- Construction Camp: Contractors, Subcontractors
- Building Maintenance Camp: Owners, Facility Maintenance.
Each of these camps inherits the BIM model from the camp before, modifies and upgrades it (using its predefined settings that are not the same as those of the camp before or does not use BIM at all), but often without actual inter-public communication. As a result, the information suffers again: it is missing, it is not complete, and the time required to create an object is lost. And time is money.
Level 3 refers to the information, a database that is transferred to the construction, production and maintenance of the facility, allowing open collaboration and product life cycle management (PLM). By adding BIM information to the PLM system, the building lifecycle management (BLM) is created, and it is exactly BIM level 3. BIM + PLM = BLM. In other words, 3D geometric data and information (non-geometric data) are exchanged over “Common Data Environemnt (CDE)” (central database). The BLM model definitely addresses problems such as the lack of data integration, disconnected documentation, and insufficient data for simulation of the process. The main benefits of the BLM model are productivity, sustainability, quality, error and cost reduction. BLM eliminates re-work, centralizes data, contextualizes information, and accurately predicts outcomes. This model has evaluated for one degree, recognizing that not all involved in construction processes are trained to manage sophisticated BIM software, and everything is mostly related to CDE, a central database – sophisticated and detailed web system, easy to use but very powerful tool in the manipulation and management of data, which in a smart way conveys the change or addition to information through all levels of documentation (architectural, construction, machine, electrical, investment, maintenance, etc.).
Now when you know the BIM path, can you answer the question “Where you and the company you work for are currently at?”. I think the key activities in this “soul-searching” are:
- Defining the Concrete Benefits of BIM for Your Company
- Convincing Your Partners And Working Colleagues That BIM is the Right Way
- Education and Equipment
- External Help of a BIM Expert
As you have already seen, there are various levels of BIM, and BIM is like life: the process, the path to perfection.

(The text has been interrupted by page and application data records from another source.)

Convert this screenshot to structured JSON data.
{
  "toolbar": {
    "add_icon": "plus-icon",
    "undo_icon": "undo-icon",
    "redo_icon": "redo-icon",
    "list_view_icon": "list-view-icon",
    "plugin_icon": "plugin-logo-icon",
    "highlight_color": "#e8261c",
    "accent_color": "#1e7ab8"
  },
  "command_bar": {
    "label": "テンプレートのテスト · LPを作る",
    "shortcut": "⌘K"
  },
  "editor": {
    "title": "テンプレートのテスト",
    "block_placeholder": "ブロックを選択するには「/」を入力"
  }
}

Depending on what you are doing, BIM will help your company differently, but it will certainly help. It is only necessary to clearly define what BIM can do for you specifically. If you are an architect, it may speed up the design process. In the beginning it will certainly not do it, be sure of that. It will take time and money to establish a BIM system that is effective. To compensate for this transformation that can often be painful, define additional benefits. It would be best to communicate with partners, for example, associates in design, in order to convince them to switch to BIM, in cooperation with you,. In that moment, the whole story started to make sense. This way, you are striving towards the Level 2.
The next thing is to persuade partners and colleagues that BIM is the right path. Like any acceptance of the new technology, you will find skeptics, depressed, anxiety, traditionalists (the construction industry is full of these). With a clear plan and strategy, defined and measurable benefits, you can fight against such situations. And even when you get the majority on your side, be prepared to fall into eagerness and a general disappointment before enlightenment and productivity.

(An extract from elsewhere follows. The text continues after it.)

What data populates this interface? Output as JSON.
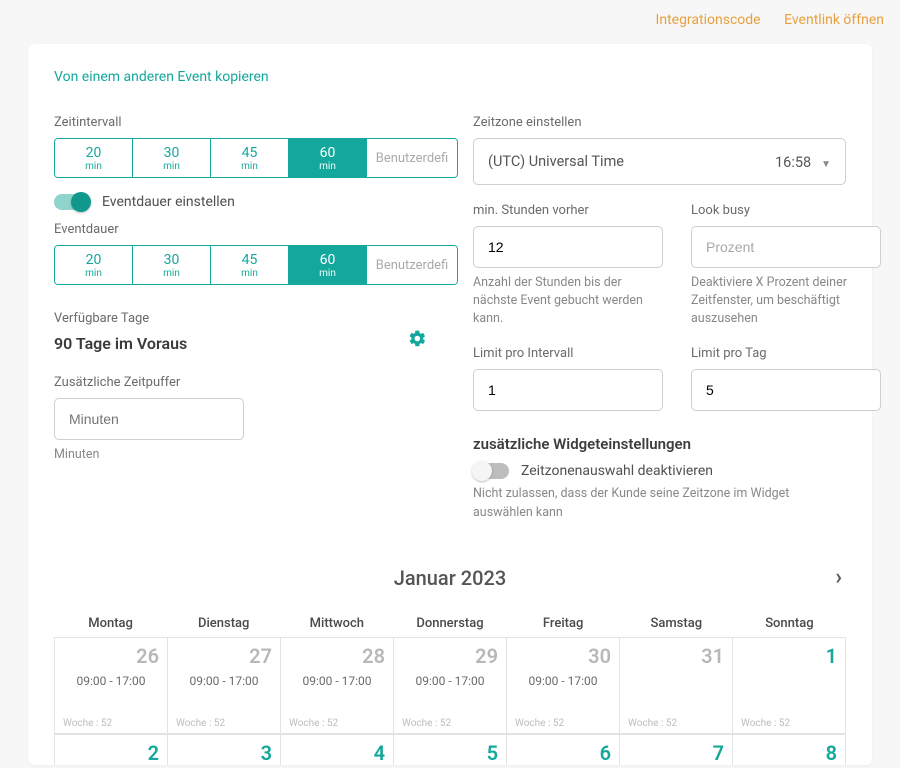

Concerning this whole process, education is the key. Do not expect people working in your company to know how to move to this new, innovative, modern way of working. At the very least, the engineers will need to be trained in the use of BIM software. In addition, software and hardware are essential. You will need to invest in software licenses and good hardware, because without good machines, there is no BIM. Sounds like a good slogan, but that’s right.
And last, but perhaps most important, you will need an expert to guide you through all these processes: from the start when you define the benefits, until the end when you finally produce your first successful BIM model. Well, second, third, until you become experts.